__What the exercise asks__. Take every entry below and copy it out word for word.

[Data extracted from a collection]
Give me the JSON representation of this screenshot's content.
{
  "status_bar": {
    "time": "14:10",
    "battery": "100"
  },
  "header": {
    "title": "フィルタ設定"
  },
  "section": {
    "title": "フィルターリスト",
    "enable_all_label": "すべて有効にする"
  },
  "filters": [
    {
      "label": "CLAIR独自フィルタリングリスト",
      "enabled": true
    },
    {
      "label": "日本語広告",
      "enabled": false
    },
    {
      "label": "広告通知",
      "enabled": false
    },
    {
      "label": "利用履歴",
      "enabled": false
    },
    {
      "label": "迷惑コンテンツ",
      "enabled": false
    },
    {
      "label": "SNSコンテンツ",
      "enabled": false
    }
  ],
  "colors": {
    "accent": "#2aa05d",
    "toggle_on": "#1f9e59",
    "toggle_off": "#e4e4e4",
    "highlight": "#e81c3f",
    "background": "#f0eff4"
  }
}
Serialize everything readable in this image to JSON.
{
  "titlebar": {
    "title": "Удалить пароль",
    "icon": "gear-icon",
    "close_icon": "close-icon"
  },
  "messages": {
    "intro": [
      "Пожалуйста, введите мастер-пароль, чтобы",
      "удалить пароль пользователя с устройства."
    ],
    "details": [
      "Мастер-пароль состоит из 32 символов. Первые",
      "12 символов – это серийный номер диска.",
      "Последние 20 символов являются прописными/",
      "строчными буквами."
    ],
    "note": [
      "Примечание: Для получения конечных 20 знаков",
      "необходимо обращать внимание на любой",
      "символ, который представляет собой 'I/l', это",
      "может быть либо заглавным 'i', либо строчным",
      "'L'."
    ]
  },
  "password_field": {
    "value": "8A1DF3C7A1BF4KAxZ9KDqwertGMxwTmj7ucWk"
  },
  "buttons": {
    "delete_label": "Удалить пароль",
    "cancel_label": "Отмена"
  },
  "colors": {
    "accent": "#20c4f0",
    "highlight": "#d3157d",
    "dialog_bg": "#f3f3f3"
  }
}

__Task answer__.
Give me the JSON representation of this screenshot's content.
{
  "status_bar": {
    "time": "14:10",
    "battery": "100"
  },
  "header": {
    "title": "フィルタ設定"
  },
  "section": {
    "title": "フィルターリスト",
    "enable_all_label": "すべて有効にする"
  },
  "filters": [
    {
      "label": "CLAIR独自フィルタリングリスト",
      "enabled": true
    },
    {
      "label": "日本語広告",
      "enabled": false
    },
    {
      "label": "広告通知",
      "enabled": false
    },
    {
      "label": "利用履歴",
      "enabled": false
    },
    {
      "label": "迷惑コンテンツ",
      "enabled": false
    },
    {
      "label": "SNSコンテンツ",
      "enabled": false
    }
  ],
  "colors": {
    "accent": "#2aa05d",
    "toggle_on": "#1f9e59",
    "toggle_off": "#e4e4e4",
    "highlight": "#e81c3f",
    "background": "#f0eff4"
  }
}
Serialize everything readable in this image to JSON.
{
  "titlebar": {
    "title": "Удалить пароль",
    "icon": "gear-icon",
    "close_icon": "close-icon"
  },
  "messages": {
    "intro": [
      "Пожалуйста, введите мастер-пароль, чтобы",
      "удалить пароль пользователя с устройства."
    ],
    "details": [
      "Мастер-пароль состоит из 32 символов. Первые",
      "12 символов – это серийный номер диска.",
      "Последние 20 символов являются прописными/",
      "строчными буквами."
    ],
    "note": [
      "Примечание: Для получения конечных 20 знаков",
      "необходимо обращать внимание на любой",
      "символ, который представляет собой 'I/l', это",
      "может быть либо заглавным 'i', либо строчным",
      "'L'."
    ]
  },
  "password_field": {
    "value": "8A1DF3C7A1BF4KAxZ9KDqwertGMxwTmj7ucWk"
  },
  "buttons": {
    "delete_label": "Удалить пароль",
    "cancel_label": "Отмена"
  },
  "colors": {
    "accent": "#20c4f0",
    "highlight": "#d3157d",
    "dialog_bg": "#f3f3f3"
  }
}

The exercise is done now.